Slowdown in Health Care Spending Might Be Short-Lived, Analysts Say
Although health care spending in the U.S. increased by 3.9% in 2011 -- the lowest rate since the 1960s -- it still makes up almost 18% of the country's gross domestic product and there are a number of powerful pressures that could resume the upward trend in spending, the Wall Street Journal reports.
Reports released in recent months by the IMS Institute for Healthcare Informatics and the Kaiser Family Foundation have pegged much of the deceleration in health care spending growth to several factors, such as lower prescription drug prices and reduced demand for drugs, physician visits and elective surgeries as a result of the economic slowdown.
Meanwhile, a recent Health Affairs study by Harvard University researchers found that health care spending has declined because hospitals are more efficient, fewer new blockbuster drugs have entered the market and consumers are sharing a larger portion of their medical expenses. The authors suggested that if the trends continue, public-sector health spending could be $770 billion less than estimated over the next decade.
Spending Slowdown Could Be Temporary
Some of the recent reports warned that health care spending could pick up as the economy continues to recover. For example, according to the Journal, spending likely will rise when the Affordable Care Act is fully implemented next year and millions of U.S. residents obtain health insurance through Medicaid or private health plans. The increase "may or may not be offset" by a decline in unreimbursed care, the Journal reports.
How Health Care Spending Might Be Contained

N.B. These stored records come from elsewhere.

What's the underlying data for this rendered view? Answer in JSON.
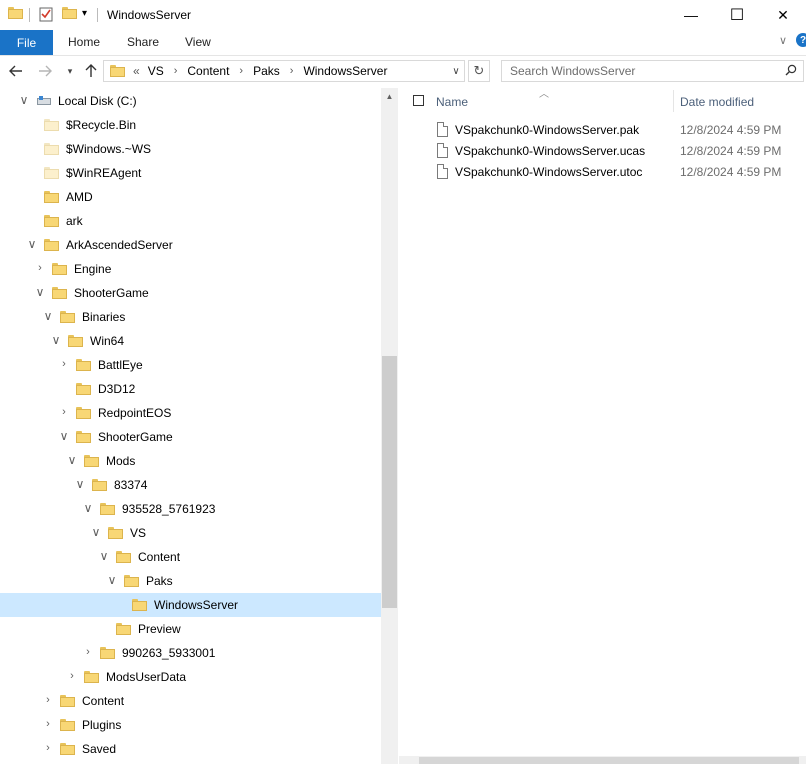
{
  "window": {
    "title": "WindowsServer",
    "minimize_glyph": "—",
    "maximize_glyph": "☐",
    "close_glyph": "✕"
  },
  "ribbon": {
    "tabs": [
      "File",
      "Home",
      "Share",
      "View"
    ]
  },
  "address_bar": {
    "overflow": "«",
    "breadcrumbs": [
      "VS",
      "Content",
      "Paks",
      "WindowsServer"
    ]
  },
  "search": {
    "placeholder": "Search WindowsServer"
  },
  "nav_tree": [
    {
      "label": "Local Disk (C:)",
      "depth": 0,
      "state": "expanded",
      "icon": "drive-icon"
    },
    {
      "label": "$Recycle.Bin",
      "depth": 1,
      "state": "none",
      "icon": "folder-icon-hidden"
    },
    {
      "label": "$Windows.~WS",
      "depth": 1,
      "state": "none",
      "icon": "folder-icon-hidden"
    },
    {
      "label": "$WinREAgent",
      "depth": 1,
      "state": "none",
      "icon": "folder-icon-hidden"
    },
    {
      "label": "AMD",
      "depth": 1,
      "state": "none",
      "icon": "folder-icon"
    },
    {
      "label": "ark",
      "depth": 1,
      "state": "none",
      "icon": "folder-icon"
    },
    {
      "label": "ArkAscendedServer",
      "depth": 1,
      "state": "expanded",
      "icon": "folder-icon"
    },
    {
      "label": "Engine",
      "depth": 2,
      "state": "collapsed",
      "icon": "folder-icon"
    },
    {
      "label": "ShooterGame",
      "depth": 2,
      "state": "expanded",
      "icon": "folder-icon"
    },
    {
      "label": "Binaries",
      "depth": 3,
      "state": "expanded",
      "icon": "folder-icon"
    },
    {
      "label": "Win64",
      "depth": 4,
      "state": "expanded",
      "icon": "folder-icon"
    },
    {
      "label": "BattlEye",
      "depth": 5,
      "state": "collapsed",
      "icon": "folder-icon"
    },
    {
      "label": "D3D12",
      "depth": 5,
      "state": "none",
      "icon": "folder-icon"
    },
    {
      "label": "RedpointEOS",
      "depth": 5,
      "state": "collapsed",
      "icon": "folder-icon"
    },
    {
      "label": "ShooterGame",
      "depth": 5,
      "state": "expanded",
      "icon": "folder-icon"
    },
    {
      "label": "Mods",
      "depth": 6,
      "state": "expanded",
      "icon": "folder-icon"
    },
    {
      "label": "83374",
      "depth": 7,
      "state": "expanded",
      "icon": "folder-icon"
    },
    {
      "label": "935528_5761923",
      "depth": 8,
      "state": "expanded",
      "icon": "folder-icon"
    },
    {
      "label": "VS",
      "depth": 9,
      "state": "expanded",
      "icon": "folder-icon"
    },
    {
      "label": "Content",
      "depth": 10,
      "state": "expanded",
      "icon": "folder-icon"
    },
    {
      "label": "Paks",
      "depth": 11,
      "state": "expanded",
      "icon": "folder-icon"
    },
    {
      "label": "WindowsServer",
      "depth": 12,
      "state": "none",
      "icon": "folder-icon",
      "selected": true
    },
    {
      "label": "Preview",
      "depth": 10,
      "state": "none",
      "icon": "folder-icon"
    },
    {
      "label": "990263_5933001",
      "depth": 8,
      "state": "collapsed",
      "icon": "folder-icon"
    },
    {
      "label": "ModsUserData",
      "depth": 6,
      "state": "collapsed",
      "icon": "folder-icon"
    },
    {
      "label": "Content",
      "depth": 3,
      "state": "collapsed",
      "icon": "folder-icon"
    },
    {
      "label": "Plugins",
      "depth": 3,
      "state": "collapsed",
      "icon": "folder-icon"
    },
    {
      "label": "Saved",
      "depth": 3,
      "state": "collapsed",
      "icon": "folder-icon"
    }
  ],
  "file_list": {
    "columns": [
      "Name",
      "Date modified"
    ],
    "files": [
      {
        "name": "VSpakchunk0-WindowsServer.pak",
        "date": "12/8/2024 4:59 PM"
      },
      {
        "name": "VSpakchunk0-WindowsServer.ucas",
        "date": "12/8/2024 4:59 PM"
      },
      {
        "name": "VSpakchunk0-WindowsServer.utoc",
        "date": "12/8/2024 4:59 PM"
      }
    ]
  }
}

In an effort to prevent health care spending from rising sharply in the future, Arthur Kellermann -- a physician and senior policy analyst at RAND -- said Medicare should be allowed to use comparative effectiveness research to determine the most effective and cost-efficient treatments that it will cover. He added that patients who select costly treatments should pay the difference in cost, eliminating any concern of so-called health care rationing and giving individuals choices in their treatment (Beck, Wall Street Journal, 7/14).This is part of the California Healthline Daily Edition, a summary of health policy coverage from major news organizations. Sign up for an email subscription.